** Opening SOURCE INFORMATION block **
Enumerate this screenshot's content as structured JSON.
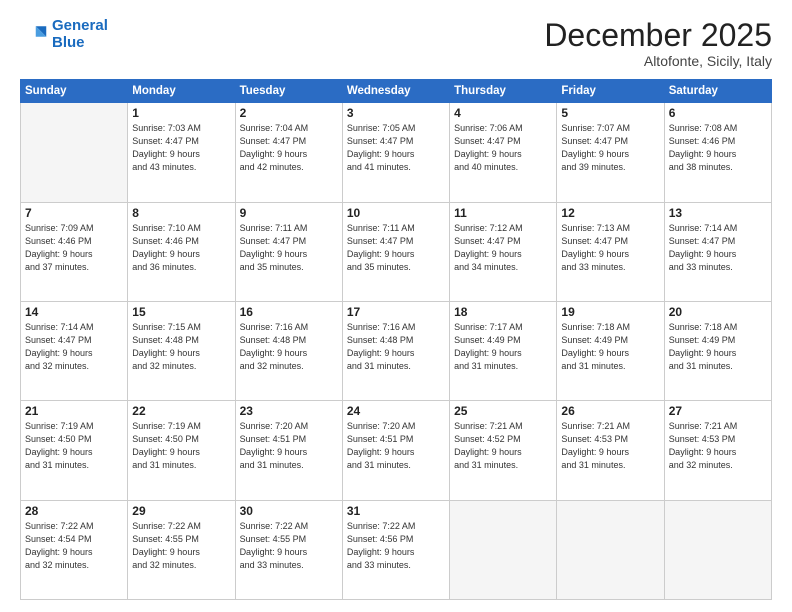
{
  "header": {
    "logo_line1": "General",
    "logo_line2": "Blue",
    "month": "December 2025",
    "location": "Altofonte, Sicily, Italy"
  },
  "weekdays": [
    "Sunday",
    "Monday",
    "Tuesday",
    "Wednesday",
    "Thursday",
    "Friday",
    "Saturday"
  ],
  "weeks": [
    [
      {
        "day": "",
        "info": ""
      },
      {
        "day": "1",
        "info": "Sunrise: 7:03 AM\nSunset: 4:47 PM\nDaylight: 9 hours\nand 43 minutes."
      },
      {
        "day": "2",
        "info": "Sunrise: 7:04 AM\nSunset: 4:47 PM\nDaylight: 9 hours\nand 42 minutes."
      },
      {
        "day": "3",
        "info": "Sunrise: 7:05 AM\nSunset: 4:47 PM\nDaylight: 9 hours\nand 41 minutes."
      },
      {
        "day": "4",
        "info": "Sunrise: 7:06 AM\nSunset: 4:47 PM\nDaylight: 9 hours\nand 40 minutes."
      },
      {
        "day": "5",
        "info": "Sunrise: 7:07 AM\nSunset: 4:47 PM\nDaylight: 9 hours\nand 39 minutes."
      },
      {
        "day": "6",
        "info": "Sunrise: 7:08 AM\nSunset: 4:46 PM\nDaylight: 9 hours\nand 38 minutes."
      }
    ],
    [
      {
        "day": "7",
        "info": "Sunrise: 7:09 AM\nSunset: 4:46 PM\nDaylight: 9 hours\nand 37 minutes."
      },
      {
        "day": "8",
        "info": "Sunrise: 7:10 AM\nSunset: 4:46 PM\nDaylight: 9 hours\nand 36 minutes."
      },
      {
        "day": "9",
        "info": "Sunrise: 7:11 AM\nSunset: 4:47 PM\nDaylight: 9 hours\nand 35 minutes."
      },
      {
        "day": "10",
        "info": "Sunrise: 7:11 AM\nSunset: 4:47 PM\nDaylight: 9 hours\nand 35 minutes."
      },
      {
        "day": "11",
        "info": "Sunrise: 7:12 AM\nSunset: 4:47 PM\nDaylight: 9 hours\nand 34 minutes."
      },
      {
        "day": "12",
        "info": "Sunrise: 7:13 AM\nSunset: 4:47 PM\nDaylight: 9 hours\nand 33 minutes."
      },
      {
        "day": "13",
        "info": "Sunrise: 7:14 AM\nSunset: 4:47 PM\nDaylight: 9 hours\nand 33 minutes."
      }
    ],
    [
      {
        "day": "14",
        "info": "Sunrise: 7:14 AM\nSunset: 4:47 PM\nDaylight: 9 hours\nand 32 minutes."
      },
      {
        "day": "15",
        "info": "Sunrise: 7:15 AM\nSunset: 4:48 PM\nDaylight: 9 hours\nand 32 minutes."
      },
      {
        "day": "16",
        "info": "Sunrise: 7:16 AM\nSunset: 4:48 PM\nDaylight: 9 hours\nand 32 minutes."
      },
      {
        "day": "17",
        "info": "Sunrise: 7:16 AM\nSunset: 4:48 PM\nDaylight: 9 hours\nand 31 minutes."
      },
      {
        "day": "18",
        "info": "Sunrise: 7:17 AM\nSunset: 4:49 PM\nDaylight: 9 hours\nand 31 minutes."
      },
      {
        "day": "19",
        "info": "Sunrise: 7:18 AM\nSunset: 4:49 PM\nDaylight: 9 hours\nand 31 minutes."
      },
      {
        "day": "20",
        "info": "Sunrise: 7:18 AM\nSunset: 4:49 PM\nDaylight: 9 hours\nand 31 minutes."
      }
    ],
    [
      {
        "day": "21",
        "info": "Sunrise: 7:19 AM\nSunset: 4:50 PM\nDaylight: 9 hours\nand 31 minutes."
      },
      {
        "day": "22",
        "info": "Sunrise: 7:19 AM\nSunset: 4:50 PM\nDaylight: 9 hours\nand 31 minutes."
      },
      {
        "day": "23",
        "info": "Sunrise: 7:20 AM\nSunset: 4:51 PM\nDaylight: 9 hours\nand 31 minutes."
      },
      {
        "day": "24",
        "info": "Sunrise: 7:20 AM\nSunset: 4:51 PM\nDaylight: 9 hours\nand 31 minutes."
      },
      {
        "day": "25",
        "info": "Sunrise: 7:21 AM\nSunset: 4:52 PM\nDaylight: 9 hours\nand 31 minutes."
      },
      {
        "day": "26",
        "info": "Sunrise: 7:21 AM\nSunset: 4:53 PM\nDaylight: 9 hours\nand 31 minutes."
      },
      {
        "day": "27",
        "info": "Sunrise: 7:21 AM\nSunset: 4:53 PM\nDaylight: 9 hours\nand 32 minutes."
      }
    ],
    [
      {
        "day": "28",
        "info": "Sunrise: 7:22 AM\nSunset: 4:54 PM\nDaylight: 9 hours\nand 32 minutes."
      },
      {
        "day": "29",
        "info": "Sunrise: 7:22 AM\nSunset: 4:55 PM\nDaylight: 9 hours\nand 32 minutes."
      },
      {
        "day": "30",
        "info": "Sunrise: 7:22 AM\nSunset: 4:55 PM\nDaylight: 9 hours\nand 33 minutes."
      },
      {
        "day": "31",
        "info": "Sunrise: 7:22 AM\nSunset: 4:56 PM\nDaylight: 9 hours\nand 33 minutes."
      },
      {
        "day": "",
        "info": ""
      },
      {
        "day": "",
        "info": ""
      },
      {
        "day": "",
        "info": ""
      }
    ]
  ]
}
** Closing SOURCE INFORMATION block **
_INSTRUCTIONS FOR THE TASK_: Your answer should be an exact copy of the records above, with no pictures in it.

_EXERCISE RESULT_:
Enumerate this screenshot's content as structured JSON.
{
  "header": {
    "logo_line1": "General",
    "logo_line2": "Blue",
    "month": "December 2025",
    "location": "Altofonte, Sicily, Italy"
  },
  "weekdays": [
    "Sunday",
    "Monday",
    "Tuesday",
    "Wednesday",
    "Thursday",
    "Friday",
    "Saturday"
  ],
  "weeks": [
    [
      {
        "day": "",
        "info": ""
      },
      {
        "day": "1",
        "info": "Sunrise: 7:03 AM\nSunset: 4:47 PM\nDaylight: 9 hours\nand 43 minutes."
      },
      {
        "day": "2",
        "info": "Sunrise: 7:04 AM\nSunset: 4:47 PM\nDaylight: 9 hours\nand 42 minutes."
      },
      {
        "day": "3",
        "info": "Sunrise: 7:05 AM\nSunset: 4:47 PM\nDaylight: 9 hours\nand 41 minutes."
      },
      {
        "day": "4",
        "info": "Sunrise: 7:06 AM\nSunset: 4:47 PM\nDaylight: 9 hours\nand 40 minutes."
      },
      {
        "day": "5",
        "info": "Sunrise: 7:07 AM\nSunset: 4:47 PM\nDaylight: 9 hours\nand 39 minutes."
      },
      {
        "day": "6",
        "info": "Sunrise: 7:08 AM\nSunset: 4:46 PM\nDaylight: 9 hours\nand 38 minutes."
      }
    ],
    [
      {
        "day": "7",
        "info": "Sunrise: 7:09 AM\nSunset: 4:46 PM\nDaylight: 9 hours\nand 37 minutes."
      },
      {
        "day": "8",
        "info": "Sunrise: 7:10 AM\nSunset: 4:46 PM\nDaylight: 9 hours\nand 36 minutes."
      },
      {
        "day": "9",
        "info": "Sunrise: 7:11 AM\nSunset: 4:47 PM\nDaylight: 9 hours\nand 35 minutes."
      },
      {
        "day": "10",
        "info": "Sunrise: 7:11 AM\nSunset: 4:47 PM\nDaylight: 9 hours\nand 35 minutes."
      },
      {
        "day": "11",
        "info": "Sunrise: 7:12 AM\nSunset: 4:47 PM\nDaylight: 9 hours\nand 34 minutes."
      },
      {
        "day": "12",
        "info": "Sunrise: 7:13 AM\nSunset: 4:47 PM\nDaylight: 9 hours\nand 33 minutes."
      },
      {
        "day": "13",
        "info": "Sunrise: 7:14 AM\nSunset: 4:47 PM\nDaylight: 9 hours\nand 33 minutes."
      }
    ],
    [
      {
        "day": "14",
        "info": "Sunrise: 7:14 AM\nSunset: 4:47 PM\nDaylight: 9 hours\nand 32 minutes."
      },
      {
        "day": "15",
        "info": "Sunrise: 7:15 AM\nSunset: 4:48 PM\nDaylight: 9 hours\nand 32 minutes."
      },
      {
        "day": "16",
        "info": "Sunrise: 7:16 AM\nSunset: 4:48 PM\nDaylight: 9 hours\nand 32 minutes."
      },
      {
        "day": "17",
        "info": "Sunrise: 7:16 AM\nSunset: 4:48 PM\nDaylight: 9 hours\nand 31 minutes."
      },
      {
        "day": "18",
        "info": "Sunrise: 7:17 AM\nSunset: 4:49 PM\nDaylight: 9 hours\nand 31 minutes."
      },
      {
        "day": "19",
        "info": "Sunrise: 7:18 AM\nSunset: 4:49 PM\nDaylight: 9 hours\nand 31 minutes."
      },
      {
        "day": "20",
        "info": "Sunrise: 7:18 AM\nSunset: 4:49 PM\nDaylight: 9 hours\nand 31 minutes."
      }
    ],
    [
      {
        "day": "21",
        "info": "Sunrise: 7:19 AM\nSunset: 4:50 PM\nDaylight: 9 hours\nand 31 minutes."
      },
      {
        "day": "22",
        "info": "Sunrise: 7:19 AM\nSunset: 4:50 PM\nDaylight: 9 hours\nand 31 minutes."
      },
      {
        "day": "23",
        "info": "Sunrise: 7:20 AM\nSunset: 4:51 PM\nDaylight: 9 hours\nand 31 minutes."
      },
      {
        "day": "24",
        "info": "Sunrise: 7:20 AM\nSunset: 4:51 PM\nDaylight: 9 hours\nand 31 minutes."
      },
      {
        "day": "25",
        "info": "Sunrise: 7:21 AM\nSunset: 4:52 PM\nDaylight: 9 hours\nand 31 minutes."
      },
      {
        "day": "26",
        "info": "Sunrise: 7:21 AM\nSunset: 4:53 PM\nDaylight: 9 hours\nand 31 minutes."
      },
      {
        "day": "27",
        "info": "Sunrise: 7:21 AM\nSunset: 4:53 PM\nDaylight: 9 hours\nand 32 minutes."
      }
    ],
    [
      {
        "day": "28",
        "info": "Sunrise: 7:22 AM\nSunset: 4:54 PM\nDaylight: 9 hours\nand 32 minutes."
      },
      {
        "day": "29",
        "info": "Sunrise: 7:22 AM\nSunset: 4:55 PM\nDaylight: 9 hours\nand 32 minutes."
      },
      {
        "day": "30",
        "info": "Sunrise: 7:22 AM\nSunset: 4:55 PM\nDaylight: 9 hours\nand 33 minutes."
      },
      {
        "day": "31",
        "info": "Sunrise: 7:22 AM\nSunset: 4:56 PM\nDaylight: 9 hours\nand 33 minutes."
      },
      {
        "day": "",
        "info": ""
      },
      {
        "day": "",
        "info": ""
      },
      {
        "day": "",
        "info": ""
      }
    ]
  ]
}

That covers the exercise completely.